EXERCISE INSTRUCTIONS> Identify each line below that contains the word "whine", and copy it out.

Items from an interface collection>
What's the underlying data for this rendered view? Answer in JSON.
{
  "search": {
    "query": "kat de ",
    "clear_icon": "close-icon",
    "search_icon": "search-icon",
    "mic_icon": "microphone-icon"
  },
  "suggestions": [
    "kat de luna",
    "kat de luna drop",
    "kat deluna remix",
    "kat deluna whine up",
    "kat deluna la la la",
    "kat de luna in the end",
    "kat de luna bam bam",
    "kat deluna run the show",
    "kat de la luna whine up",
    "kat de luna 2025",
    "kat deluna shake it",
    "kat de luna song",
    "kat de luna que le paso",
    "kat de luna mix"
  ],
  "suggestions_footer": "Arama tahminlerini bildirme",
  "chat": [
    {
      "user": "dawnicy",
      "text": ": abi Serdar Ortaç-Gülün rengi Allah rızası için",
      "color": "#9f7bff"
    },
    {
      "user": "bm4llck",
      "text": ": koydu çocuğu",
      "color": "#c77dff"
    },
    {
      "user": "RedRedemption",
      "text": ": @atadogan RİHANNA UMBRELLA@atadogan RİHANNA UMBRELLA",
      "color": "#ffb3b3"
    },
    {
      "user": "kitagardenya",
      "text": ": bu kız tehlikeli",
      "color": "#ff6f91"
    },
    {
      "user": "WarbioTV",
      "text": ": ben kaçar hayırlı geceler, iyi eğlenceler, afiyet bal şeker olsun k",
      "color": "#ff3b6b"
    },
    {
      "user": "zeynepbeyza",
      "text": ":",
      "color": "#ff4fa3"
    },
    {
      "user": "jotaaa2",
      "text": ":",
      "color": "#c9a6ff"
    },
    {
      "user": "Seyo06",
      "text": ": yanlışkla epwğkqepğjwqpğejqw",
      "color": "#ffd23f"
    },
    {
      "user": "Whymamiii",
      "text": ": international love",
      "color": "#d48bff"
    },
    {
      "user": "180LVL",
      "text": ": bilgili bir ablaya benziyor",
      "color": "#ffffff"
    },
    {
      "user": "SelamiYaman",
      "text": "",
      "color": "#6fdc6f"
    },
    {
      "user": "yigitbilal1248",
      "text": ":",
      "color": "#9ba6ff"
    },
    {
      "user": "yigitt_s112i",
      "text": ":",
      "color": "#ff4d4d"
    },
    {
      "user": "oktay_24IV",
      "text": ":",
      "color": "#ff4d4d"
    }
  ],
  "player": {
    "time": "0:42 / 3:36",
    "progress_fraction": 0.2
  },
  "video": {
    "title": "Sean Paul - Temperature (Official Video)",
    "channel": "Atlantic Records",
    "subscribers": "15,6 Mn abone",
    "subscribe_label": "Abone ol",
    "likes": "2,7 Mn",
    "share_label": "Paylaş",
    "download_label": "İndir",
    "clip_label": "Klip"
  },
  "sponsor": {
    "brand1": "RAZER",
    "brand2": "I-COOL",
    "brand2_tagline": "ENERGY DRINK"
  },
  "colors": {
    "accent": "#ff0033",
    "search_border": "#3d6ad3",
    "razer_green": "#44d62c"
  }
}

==

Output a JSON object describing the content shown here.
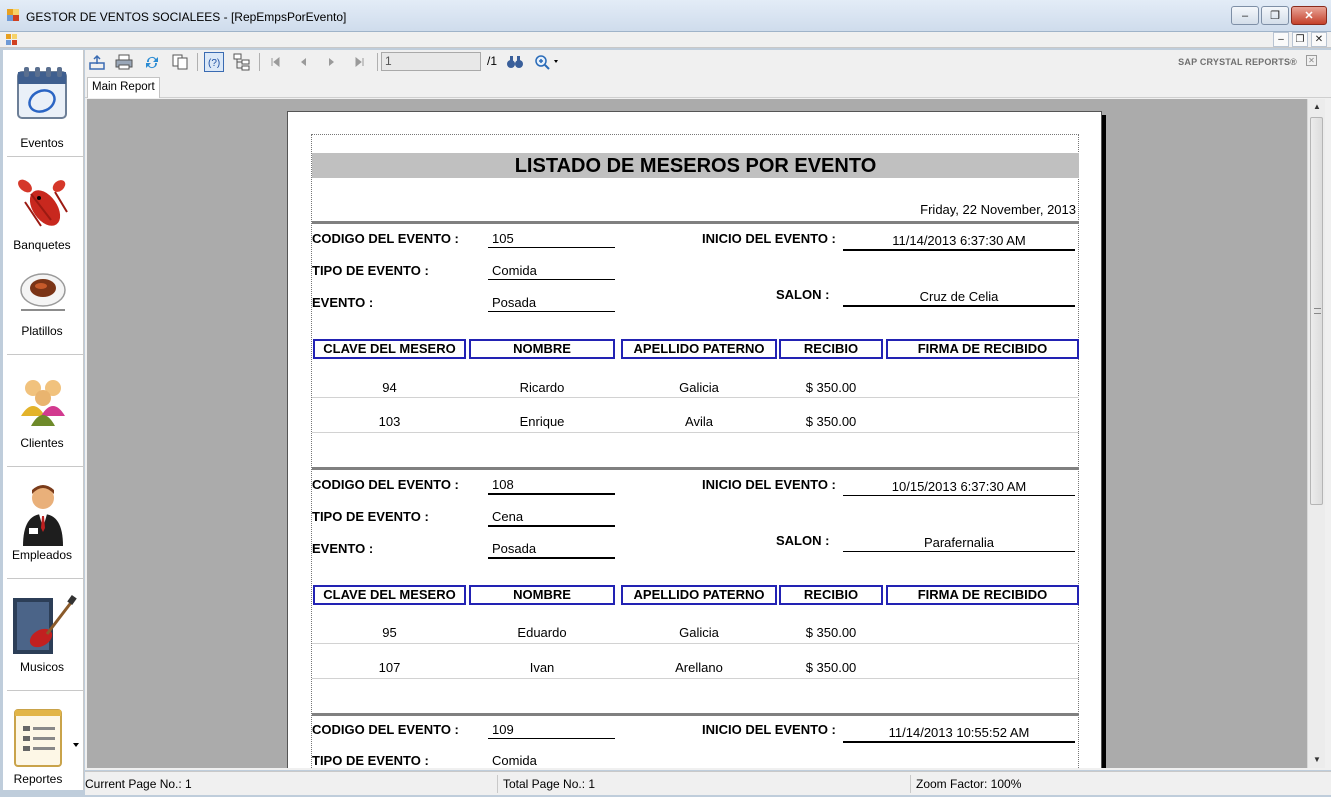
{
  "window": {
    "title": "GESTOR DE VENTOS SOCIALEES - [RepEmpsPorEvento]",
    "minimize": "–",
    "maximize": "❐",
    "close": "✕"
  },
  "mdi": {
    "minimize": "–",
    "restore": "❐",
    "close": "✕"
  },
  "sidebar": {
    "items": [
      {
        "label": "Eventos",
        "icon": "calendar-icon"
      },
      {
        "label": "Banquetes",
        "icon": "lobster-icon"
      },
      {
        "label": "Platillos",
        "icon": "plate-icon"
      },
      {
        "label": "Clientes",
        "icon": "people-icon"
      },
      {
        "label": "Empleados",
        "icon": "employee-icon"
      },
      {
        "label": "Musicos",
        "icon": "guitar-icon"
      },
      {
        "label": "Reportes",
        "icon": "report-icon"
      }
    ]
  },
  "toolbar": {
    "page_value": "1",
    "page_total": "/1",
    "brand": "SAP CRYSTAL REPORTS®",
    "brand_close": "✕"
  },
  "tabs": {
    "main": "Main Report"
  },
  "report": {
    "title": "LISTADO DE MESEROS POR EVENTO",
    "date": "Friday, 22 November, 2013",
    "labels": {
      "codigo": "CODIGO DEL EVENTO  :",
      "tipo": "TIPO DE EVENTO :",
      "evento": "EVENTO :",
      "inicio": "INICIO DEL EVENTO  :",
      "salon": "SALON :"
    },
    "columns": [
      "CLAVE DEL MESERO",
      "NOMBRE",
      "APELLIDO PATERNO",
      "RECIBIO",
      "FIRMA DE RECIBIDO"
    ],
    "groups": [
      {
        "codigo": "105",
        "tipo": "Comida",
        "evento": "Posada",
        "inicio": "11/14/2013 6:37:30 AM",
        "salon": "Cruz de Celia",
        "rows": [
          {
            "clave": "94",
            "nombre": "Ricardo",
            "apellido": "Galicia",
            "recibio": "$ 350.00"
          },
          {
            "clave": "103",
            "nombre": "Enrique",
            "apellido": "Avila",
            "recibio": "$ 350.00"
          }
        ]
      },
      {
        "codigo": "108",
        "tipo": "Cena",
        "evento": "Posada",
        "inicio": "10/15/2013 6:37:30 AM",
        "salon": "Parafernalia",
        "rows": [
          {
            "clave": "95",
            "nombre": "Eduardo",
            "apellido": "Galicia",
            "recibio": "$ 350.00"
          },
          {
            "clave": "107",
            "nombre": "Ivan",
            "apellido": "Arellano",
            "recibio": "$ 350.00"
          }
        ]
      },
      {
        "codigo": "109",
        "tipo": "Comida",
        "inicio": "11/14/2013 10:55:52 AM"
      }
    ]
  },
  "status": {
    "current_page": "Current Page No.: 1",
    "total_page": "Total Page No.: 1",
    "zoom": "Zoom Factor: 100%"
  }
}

SOLUTION FOR THIS PROBLEM>
    "kat deluna whine up",
    "kat de la luna whine up",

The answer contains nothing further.